    5120mantis Country Gent

    Age:
    45
    Mar 6, 2011
    nj
    Maybe less is more? Cut back on your practice time, maybe it wil draw you back in if you limit your time.
     
    Merc likes this.
  16. Merc

    Merc Gretschie

    350
    May 6, 2017
    Florida
    I would ask yourself a few questions.

    What are your realistic goals with playing? Is it to to simply relax, play around family, jam around, write/record your own music, working as professional/gigging musician?

    And what do your two hour practice sessions consist of... repeating chords, scales, learning new songs, writing your own stuff, or simply noodling around? Are the sessions on target with the earlier questions?

    Unless you’re a working musician who’s life depends on it to put bread on the table, just have some fun with guitar. Try not to get hung up for not being on same playing level of someone who’s life does.
     
  17. panhead6zero

    panhead6zero Synchromatic

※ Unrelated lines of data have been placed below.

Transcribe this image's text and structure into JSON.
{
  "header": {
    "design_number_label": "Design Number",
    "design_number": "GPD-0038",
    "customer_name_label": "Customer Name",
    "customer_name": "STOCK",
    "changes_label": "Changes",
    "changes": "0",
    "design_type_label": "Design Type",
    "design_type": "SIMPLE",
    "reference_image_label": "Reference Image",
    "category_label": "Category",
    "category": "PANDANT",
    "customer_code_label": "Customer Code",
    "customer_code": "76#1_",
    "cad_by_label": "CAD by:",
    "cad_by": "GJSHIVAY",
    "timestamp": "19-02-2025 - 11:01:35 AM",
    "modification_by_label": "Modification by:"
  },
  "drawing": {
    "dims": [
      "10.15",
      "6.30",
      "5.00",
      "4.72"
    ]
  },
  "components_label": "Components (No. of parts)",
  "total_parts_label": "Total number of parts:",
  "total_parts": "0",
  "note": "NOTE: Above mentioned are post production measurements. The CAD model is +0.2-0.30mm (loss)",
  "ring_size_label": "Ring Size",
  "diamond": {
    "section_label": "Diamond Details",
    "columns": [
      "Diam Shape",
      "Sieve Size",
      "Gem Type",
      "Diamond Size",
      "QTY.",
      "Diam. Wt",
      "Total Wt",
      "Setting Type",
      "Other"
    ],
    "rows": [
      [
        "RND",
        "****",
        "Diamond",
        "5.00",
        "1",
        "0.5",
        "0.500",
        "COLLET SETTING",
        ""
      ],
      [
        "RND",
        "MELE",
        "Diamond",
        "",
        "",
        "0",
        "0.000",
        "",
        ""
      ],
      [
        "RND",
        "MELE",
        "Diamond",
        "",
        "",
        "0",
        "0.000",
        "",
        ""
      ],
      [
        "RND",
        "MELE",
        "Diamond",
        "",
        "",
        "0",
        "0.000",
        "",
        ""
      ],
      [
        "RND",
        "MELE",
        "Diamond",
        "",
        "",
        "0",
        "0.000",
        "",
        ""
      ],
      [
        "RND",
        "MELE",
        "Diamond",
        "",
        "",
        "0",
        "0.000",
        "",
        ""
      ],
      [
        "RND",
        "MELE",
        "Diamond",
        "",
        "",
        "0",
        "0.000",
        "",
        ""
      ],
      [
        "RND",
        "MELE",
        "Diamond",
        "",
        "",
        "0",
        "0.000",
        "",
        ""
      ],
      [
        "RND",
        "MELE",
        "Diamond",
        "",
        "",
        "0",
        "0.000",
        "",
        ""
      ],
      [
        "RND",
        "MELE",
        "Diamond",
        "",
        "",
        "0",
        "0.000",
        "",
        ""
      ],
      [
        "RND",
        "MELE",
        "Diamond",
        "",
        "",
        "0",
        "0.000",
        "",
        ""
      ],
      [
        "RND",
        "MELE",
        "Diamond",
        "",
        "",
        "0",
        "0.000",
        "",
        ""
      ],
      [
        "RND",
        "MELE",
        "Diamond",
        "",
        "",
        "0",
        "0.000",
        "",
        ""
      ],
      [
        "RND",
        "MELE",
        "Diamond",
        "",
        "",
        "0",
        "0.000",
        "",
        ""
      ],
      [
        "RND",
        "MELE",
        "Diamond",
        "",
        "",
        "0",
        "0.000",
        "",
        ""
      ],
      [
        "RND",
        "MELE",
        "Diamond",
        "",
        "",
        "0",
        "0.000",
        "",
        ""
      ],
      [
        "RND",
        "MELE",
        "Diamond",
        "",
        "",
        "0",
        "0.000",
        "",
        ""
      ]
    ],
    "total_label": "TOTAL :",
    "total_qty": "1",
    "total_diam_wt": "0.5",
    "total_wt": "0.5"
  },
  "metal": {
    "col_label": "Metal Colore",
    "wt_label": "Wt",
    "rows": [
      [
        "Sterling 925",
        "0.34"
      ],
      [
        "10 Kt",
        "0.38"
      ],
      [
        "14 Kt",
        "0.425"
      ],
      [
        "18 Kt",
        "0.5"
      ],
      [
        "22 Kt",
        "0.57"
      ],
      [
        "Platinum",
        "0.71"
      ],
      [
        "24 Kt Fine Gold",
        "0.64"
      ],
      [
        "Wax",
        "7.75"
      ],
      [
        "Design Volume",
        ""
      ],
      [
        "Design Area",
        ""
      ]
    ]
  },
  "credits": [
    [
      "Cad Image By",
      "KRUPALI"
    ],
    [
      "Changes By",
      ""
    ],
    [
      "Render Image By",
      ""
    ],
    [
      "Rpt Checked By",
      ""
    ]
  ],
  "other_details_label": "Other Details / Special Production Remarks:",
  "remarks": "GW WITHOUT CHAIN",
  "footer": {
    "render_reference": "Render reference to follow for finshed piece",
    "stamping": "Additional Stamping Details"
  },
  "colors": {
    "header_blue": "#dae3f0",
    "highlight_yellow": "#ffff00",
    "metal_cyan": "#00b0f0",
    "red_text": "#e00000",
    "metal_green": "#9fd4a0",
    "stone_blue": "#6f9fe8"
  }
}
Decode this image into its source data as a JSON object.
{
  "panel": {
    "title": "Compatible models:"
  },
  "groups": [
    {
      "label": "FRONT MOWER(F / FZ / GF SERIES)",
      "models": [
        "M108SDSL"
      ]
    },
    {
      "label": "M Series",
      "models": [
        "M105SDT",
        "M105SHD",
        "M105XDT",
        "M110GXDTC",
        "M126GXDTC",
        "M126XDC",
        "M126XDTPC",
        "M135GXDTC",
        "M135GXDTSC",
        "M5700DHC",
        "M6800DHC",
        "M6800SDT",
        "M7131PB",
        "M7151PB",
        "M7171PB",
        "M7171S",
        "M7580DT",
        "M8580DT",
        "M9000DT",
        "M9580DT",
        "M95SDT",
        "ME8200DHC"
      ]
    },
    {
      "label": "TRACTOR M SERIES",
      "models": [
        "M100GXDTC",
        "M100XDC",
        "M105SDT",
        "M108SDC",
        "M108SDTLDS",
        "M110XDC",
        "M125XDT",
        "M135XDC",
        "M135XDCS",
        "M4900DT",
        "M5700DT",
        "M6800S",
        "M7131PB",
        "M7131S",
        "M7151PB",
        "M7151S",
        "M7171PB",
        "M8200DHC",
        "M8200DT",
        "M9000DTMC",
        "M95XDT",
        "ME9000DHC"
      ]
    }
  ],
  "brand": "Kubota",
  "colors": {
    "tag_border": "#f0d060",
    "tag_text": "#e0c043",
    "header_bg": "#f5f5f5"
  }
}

    Age:
    61
    526
    Jan 17, 2015
    The Motor City
    Are you taking any lessons? You have to look for the small victories. I started playing about 5 years ago. One of my teachers has been playing since he was 5!! Give yourself a break and set goals that are achievable. The things that made you happy playing acoustic, maybe bring them into the electric in small doses. One of my teachers said that 15 minutes of good practice is better than an hour of bad practice. Also look for beginner lessons on you tube. Eric Blackmon has a great First solo blues lesson.